Internet Explorer 6 may be used by many, but even the name is a standing joke [?] amongst experienced web developers. If something doesn't work as expected, then it's either IE6 that doesn't line up with web standards, or standard-compliant browsers that don't line up with IE6's countless bugs. Go figure...

Less experienced web designers are at a loss no matter what, and are often unable to understand why a widespread browser like IE6 can be so far off target. There's no lack of understanding around here, but the absurdity is near complete when someone wants standard-compliant browsers to imitate IE6 bugs. Of course they can, but that's not the point, is it?

It doesn't matter what MSIE6 can do in addition to web standards. Other browsers have just as many additions and clever functions, and most of these additions and functions are at least as useful as those found in IE6.

What matters is that all browsers are supposed to understand and act correctly when fed standard code – CSS, javascript and all. IE6 doesn't understand half of it, and messes up two-third of what it understands. That's what's holding web developers back, since they can't use what's there without having to work around bugs in IE6 all the time.

Those who code only for IE6 may have an easier task, since they are not developing for the web and rarely know how to use web standards anyway. Must be a pretty boring task though, and many of them will not find much work in the future – unless they start learning how to use web standards instead of coding for browser-bugs.


The future on the web will (hopefully) look a bit brighter when Internet Explorer 6 is gone for good.
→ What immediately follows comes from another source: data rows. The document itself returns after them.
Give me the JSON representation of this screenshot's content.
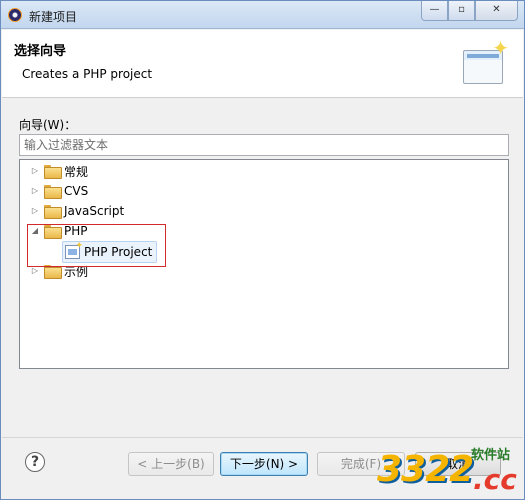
{
  "window": {
    "title": "新建项目",
    "controls": {
      "minimize": "—",
      "maximize": "▫",
      "close": "✕"
    }
  },
  "banner": {
    "title": "选择向导",
    "description": "Creates a PHP project",
    "image_icon": "wizard-banner-icon"
  },
  "wizard_label": "向导(W)：",
  "filter": {
    "placeholder": "输入过滤器文本",
    "value": ""
  },
  "tree": {
    "items": [
      {
        "label": "常规",
        "expanded": false,
        "icon": "folder-icon"
      },
      {
        "label": "CVS",
        "expanded": false,
        "icon": "folder-icon"
      },
      {
        "label": "JavaScript",
        "expanded": false,
        "icon": "folder-icon"
      },
      {
        "label": "PHP",
        "expanded": true,
        "icon": "folder-icon",
        "children": [
          {
            "label": "PHP Project",
            "icon": "php-project-icon",
            "selected": true
          }
        ]
      },
      {
        "label": "示例",
        "expanded": false,
        "icon": "folder-icon"
      }
    ],
    "expander_collapsed": "▷",
    "expander_expanded": "◢"
  },
  "footer": {
    "help": "?",
    "back": "< 上一步(B)",
    "next": "下一步(N) >",
    "finish": "完成(F)",
    "cancel": "取消"
  },
  "watermark": {
    "number": "3322",
    "domain": ".cc",
    "text": "软件站"
  },
  "colors": {
    "highlight_box": "#d02a2a",
    "selection": "#eaf3fc",
    "primary_button": "#bee6fd"
  }
}
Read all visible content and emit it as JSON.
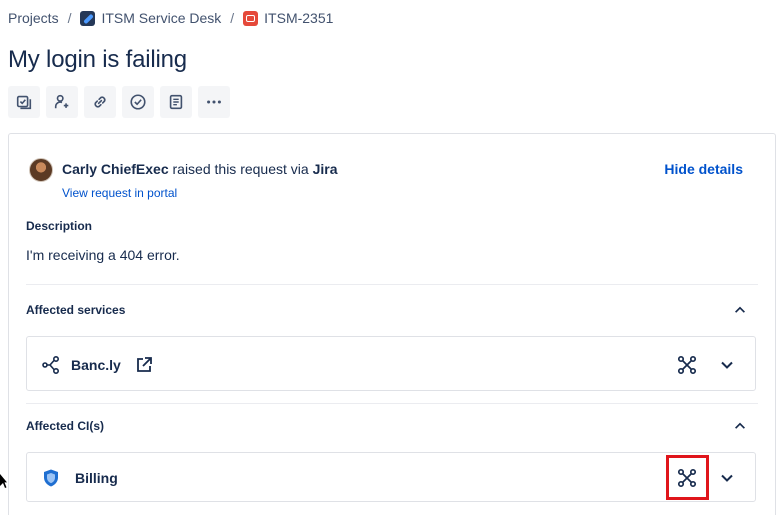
{
  "breadcrumb": {
    "root": "Projects",
    "project": "ITSM Service Desk",
    "issue_key": "ITSM-2351",
    "separator": "/"
  },
  "issue": {
    "title": "My login is failing"
  },
  "toolbar": {
    "buttons": [
      "checklist-icon",
      "assign-user-icon",
      "link-icon",
      "check-circle-icon",
      "document-icon",
      "more-icon"
    ]
  },
  "request": {
    "reporter": "Carly ChiefExec",
    "raised_text": " raised this request via ",
    "channel": "Jira",
    "portal_link": "View request in portal",
    "hide_details": "Hide details"
  },
  "description": {
    "label": "Description",
    "text": "I'm receiving a 404 error."
  },
  "affected_services": {
    "label": "Affected services",
    "items": [
      {
        "name": "Banc.ly",
        "icon": "service-graph-icon"
      }
    ]
  },
  "affected_cis": {
    "label": "Affected CI(s)",
    "items": [
      {
        "name": "Billing",
        "icon": "shield-icon"
      }
    ]
  },
  "colors": {
    "link": "#0052cc",
    "text": "#172b4d",
    "highlight": "#e0151b"
  }
}
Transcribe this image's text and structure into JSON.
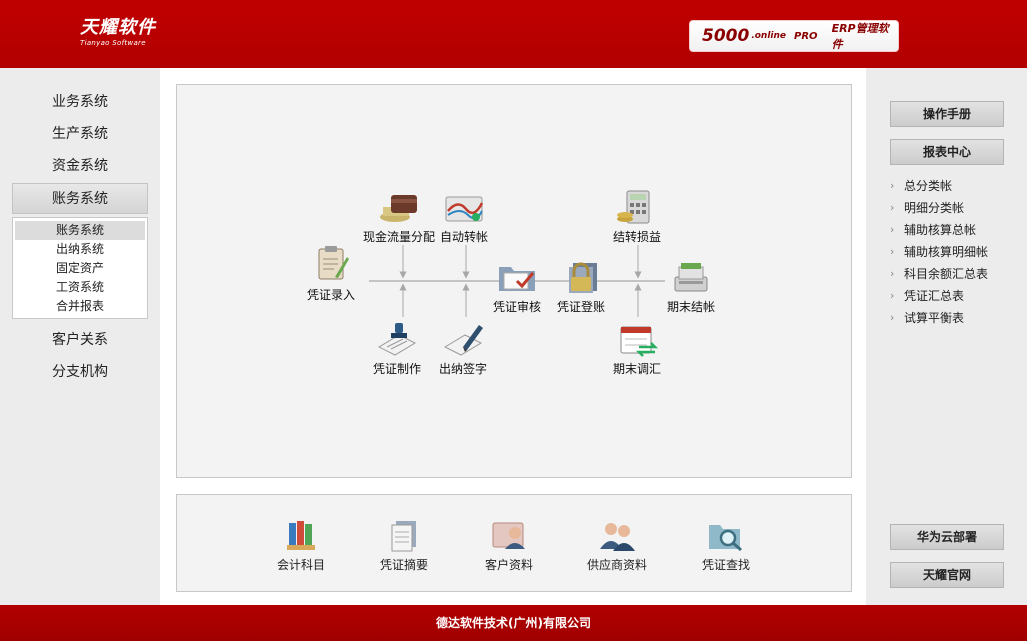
{
  "header": {
    "logo_cn": "天耀软件",
    "logo_en": "Tianyao Software",
    "product_version": "5000",
    "product_sub": ".online",
    "product_edition": "PRO",
    "product_name": "ERP管理软件"
  },
  "left_nav": {
    "items": [
      "业务系统",
      "生产系统",
      "资金系统",
      "账务系统",
      "客户关系",
      "分支机构"
    ],
    "active": "账务系统",
    "sub_items": [
      "账务系统",
      "出纳系统",
      "固定资产",
      "工资系统",
      "合并报表"
    ],
    "sub_active": "账务系统"
  },
  "flow": {
    "voucher_entry": "凭证录入",
    "cash_flow": "现金流量分配",
    "auto_transfer": "自动转帐",
    "voucher_make": "凭证制作",
    "cashier_sign": "出纳签字",
    "voucher_audit": "凭证审核",
    "voucher_post": "凭证登账",
    "carry_forward": "结转损益",
    "period_adjust": "期末调汇",
    "period_close": "期末结帐"
  },
  "quick": {
    "items": [
      "会计科目",
      "凭证摘要",
      "客户资料",
      "供应商资料",
      "凭证查找"
    ]
  },
  "right_panel": {
    "manual_button": "操作手册",
    "report_center_button": "报表中心",
    "reports": [
      "总分类帐",
      "明细分类帐",
      "辅助核算总帐",
      "辅助核算明细帐",
      "科目余额汇总表",
      "凭证汇总表",
      "试算平衡表"
    ],
    "huawei_button": "华为云部署",
    "official_button": "天耀官网"
  },
  "footer": {
    "company": "德达软件技术(广州)有限公司"
  },
  "colors": {
    "brand_red": "#b20000",
    "panel_bg": "#f3f3f3",
    "sidebar_bg": "#ececec"
  }
}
I think that's about the nicest thing we can say about that old bugger, so I think I'll stop at that.

It is time for me to see what the future may look like, since I already have a way of doing that. “Opera, show me the future – now!”

sincerely  molly 'the cat'

Hageland 26.nov.2005
18.jul.2006 - expanded article.
21.feb.2009 - added comment about IE7 and IE8.
23.feb.2009 - linked in additional page on "war against IE6".
01.apr.2009 - added april fools day link/badge in right column.
last rev: 01.apr.2009

Molly speaks up…

Molly: …I'll miss it.
Opera: …what???
Molly: …just kidding.


  • introduction
  • Table of Content


  • this is PTL web-design
  • CSS sledgehammer
  • Lynx enhanced page
  • Print enhanced page
  • Projection enhanced
  • Small Screen enhanced page
  • validity of xhtml and CSS
  • html tidy
  • Opera and me
  • Firefox vs. IE
the usual
  • the author
  • Copyright
the unusual
  • Molly speaks up
  • more from Molly
the additional
  • Examples
  • Demo pages
additional reading:

external info:

… the author can not be made responsible for any harm done to and by this page and the rendering thereof, should the visitor be ignorant of all the hazards introduced by the use of any and all versions of Internet Explorer…

wish list for IE6
  1. may your demise be a quick one.
  2. dry that silly smile off your face…
    acid2 test-result
    …and get out of here.
  3. may I never meet your countless bugs again.

…the sooner the better.

wish list for IE7...
  1. complete and bug free CSS2.1 support.
  2. bug free <object> support.
  3. bug free '.png' support.

…yes, it was wishful thinking…
Better luck next time.

another wish list for IE7...
  1. may your demise be a quick one.
  2. if this is the best you can do…
    acid2 test-result
    …then your demise can't come quickly enough.

…and I really mean that!


…you haven't seen the web at its best before you have seen it through Opera. get yourself an Opera-browser


happy smiles with Opera
the web-browser

Molly's corner…
…2005 - 2009
last rev: 01.apr.2009